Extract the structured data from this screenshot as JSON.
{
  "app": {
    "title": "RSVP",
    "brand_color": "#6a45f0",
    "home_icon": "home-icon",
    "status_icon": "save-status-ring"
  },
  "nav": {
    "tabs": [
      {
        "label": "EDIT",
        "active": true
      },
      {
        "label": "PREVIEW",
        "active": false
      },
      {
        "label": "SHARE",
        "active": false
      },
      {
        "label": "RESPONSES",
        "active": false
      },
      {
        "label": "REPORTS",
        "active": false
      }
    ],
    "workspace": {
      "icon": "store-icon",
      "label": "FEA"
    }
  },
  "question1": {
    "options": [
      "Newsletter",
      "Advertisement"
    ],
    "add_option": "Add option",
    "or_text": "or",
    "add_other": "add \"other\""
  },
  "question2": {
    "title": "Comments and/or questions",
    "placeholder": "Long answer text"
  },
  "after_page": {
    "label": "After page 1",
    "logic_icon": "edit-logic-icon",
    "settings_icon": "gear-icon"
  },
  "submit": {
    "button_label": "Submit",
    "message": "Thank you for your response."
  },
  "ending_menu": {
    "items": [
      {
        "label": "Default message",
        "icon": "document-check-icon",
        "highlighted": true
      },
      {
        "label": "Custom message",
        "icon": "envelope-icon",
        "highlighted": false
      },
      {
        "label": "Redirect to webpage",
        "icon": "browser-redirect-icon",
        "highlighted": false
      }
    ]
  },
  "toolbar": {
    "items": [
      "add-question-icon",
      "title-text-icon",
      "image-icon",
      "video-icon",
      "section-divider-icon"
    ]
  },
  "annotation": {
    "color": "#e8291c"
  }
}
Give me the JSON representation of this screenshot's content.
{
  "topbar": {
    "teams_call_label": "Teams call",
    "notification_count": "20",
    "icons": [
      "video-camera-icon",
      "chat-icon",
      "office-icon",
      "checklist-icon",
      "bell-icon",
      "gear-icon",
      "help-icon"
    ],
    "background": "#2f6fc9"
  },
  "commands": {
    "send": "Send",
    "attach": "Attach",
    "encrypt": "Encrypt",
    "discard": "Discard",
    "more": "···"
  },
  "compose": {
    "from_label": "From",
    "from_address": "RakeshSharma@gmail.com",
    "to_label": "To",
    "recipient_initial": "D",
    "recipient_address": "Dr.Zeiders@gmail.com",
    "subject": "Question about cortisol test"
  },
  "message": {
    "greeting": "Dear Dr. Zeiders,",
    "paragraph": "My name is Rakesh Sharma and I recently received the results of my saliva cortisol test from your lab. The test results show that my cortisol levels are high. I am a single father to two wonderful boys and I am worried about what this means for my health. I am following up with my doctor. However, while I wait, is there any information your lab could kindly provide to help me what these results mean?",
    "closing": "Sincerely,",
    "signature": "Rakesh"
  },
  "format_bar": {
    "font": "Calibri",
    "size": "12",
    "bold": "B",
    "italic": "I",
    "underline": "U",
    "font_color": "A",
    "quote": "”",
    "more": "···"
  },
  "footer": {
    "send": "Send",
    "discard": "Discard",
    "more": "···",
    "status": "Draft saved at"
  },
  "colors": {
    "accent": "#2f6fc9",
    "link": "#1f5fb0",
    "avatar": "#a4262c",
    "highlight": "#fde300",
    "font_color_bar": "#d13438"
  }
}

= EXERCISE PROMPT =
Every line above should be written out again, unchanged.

= ANSWER TO THE PROBLEM =
Extract the structured data from this screenshot as JSON.
{
  "app": {
    "title": "RSVP",
    "brand_color": "#6a45f0",
    "home_icon": "home-icon",
    "status_icon": "save-status-ring"
  },
  "nav": {
    "tabs": [
      {
        "label": "EDIT",
        "active": true
      },
      {
        "label": "PREVIEW",
        "active": false
      },
      {
        "label": "SHARE",
        "active": false
      },
      {
        "label": "RESPONSES",
        "active": false
      },
      {
        "label": "REPORTS",
        "active": false
      }
    ],
    "workspace": {
      "icon": "store-icon",
      "label": "FEA"
    }
  },
  "question1": {
    "options": [
      "Newsletter",
      "Advertisement"
    ],
    "add_option": "Add option",
    "or_text": "or",
    "add_other": "add \"other\""
  },
  "question2": {
    "title": "Comments and/or questions",
    "placeholder": "Long answer text"
  },
  "after_page": {
    "label": "After page 1",
    "logic_icon": "edit-logic-icon",
    "settings_icon": "gear-icon"
  },
  "submit": {
    "button_label": "Submit",
    "message": "Thank you for your response."
  },
  "ending_menu": {
    "items": [
      {
        "label": "Default message",
        "icon": "document-check-icon",
        "highlighted": true
      },
      {
        "label": "Custom message",
        "icon": "envelope-icon",
        "highlighted": false
      },
      {
        "label": "Redirect to webpage",
        "icon": "browser-redirect-icon",
        "highlighted": false
      }
    ]
  },
  "toolbar": {
    "items": [
      "add-question-icon",
      "title-text-icon",
      "image-icon",
      "video-icon",
      "section-divider-icon"
    ]
  },
  "annotation": {
    "color": "#e8291c"
  }
}
Give me the JSON representation of this screenshot's content.
{
  "topbar": {
    "teams_call_label": "Teams call",
    "notification_count": "20",
    "icons": [
      "video-camera-icon",
      "chat-icon",
      "office-icon",
      "checklist-icon",
      "bell-icon",
      "gear-icon",
      "help-icon"
    ],
    "background": "#2f6fc9"
  },
  "commands": {
    "send": "Send",
    "attach": "Attach",
    "encrypt": "Encrypt",
    "discard": "Discard",
    "more": "···"
  },
  "compose": {
    "from_label": "From",
    "from_address": "RakeshSharma@gmail.com",
    "to_label": "To",
    "recipient_initial": "D",
    "recipient_address": "Dr.Zeiders@gmail.com",
    "subject": "Question about cortisol test"
  },
  "message": {
    "greeting": "Dear Dr. Zeiders,",
    "paragraph": "My name is Rakesh Sharma and I recently received the results of my saliva cortisol test from your lab. The test results show that my cortisol levels are high. I am a single father to two wonderful boys and I am worried about what this means for my health. I am following up with my doctor. However, while I wait, is there any information your lab could kindly provide to help me what these results mean?",
    "closing": "Sincerely,",
    "signature": "Rakesh"
  },
  "format_bar": {
    "font": "Calibri",
    "size": "12",
    "bold": "B",
    "italic": "I",
    "underline": "U",
    "font_color": "A",
    "quote": "”",
    "more": "···"
  },
  "footer": {
    "send": "Send",
    "discard": "Discard",
    "more": "···",
    "status": "Draft saved at"
  },
  "colors": {
    "accent": "#2f6fc9",
    "link": "#1f5fb0",
    "avatar": "#a4262c",
    "highlight": "#fde300",
    "font_color_bar": "#d13438"
  }
}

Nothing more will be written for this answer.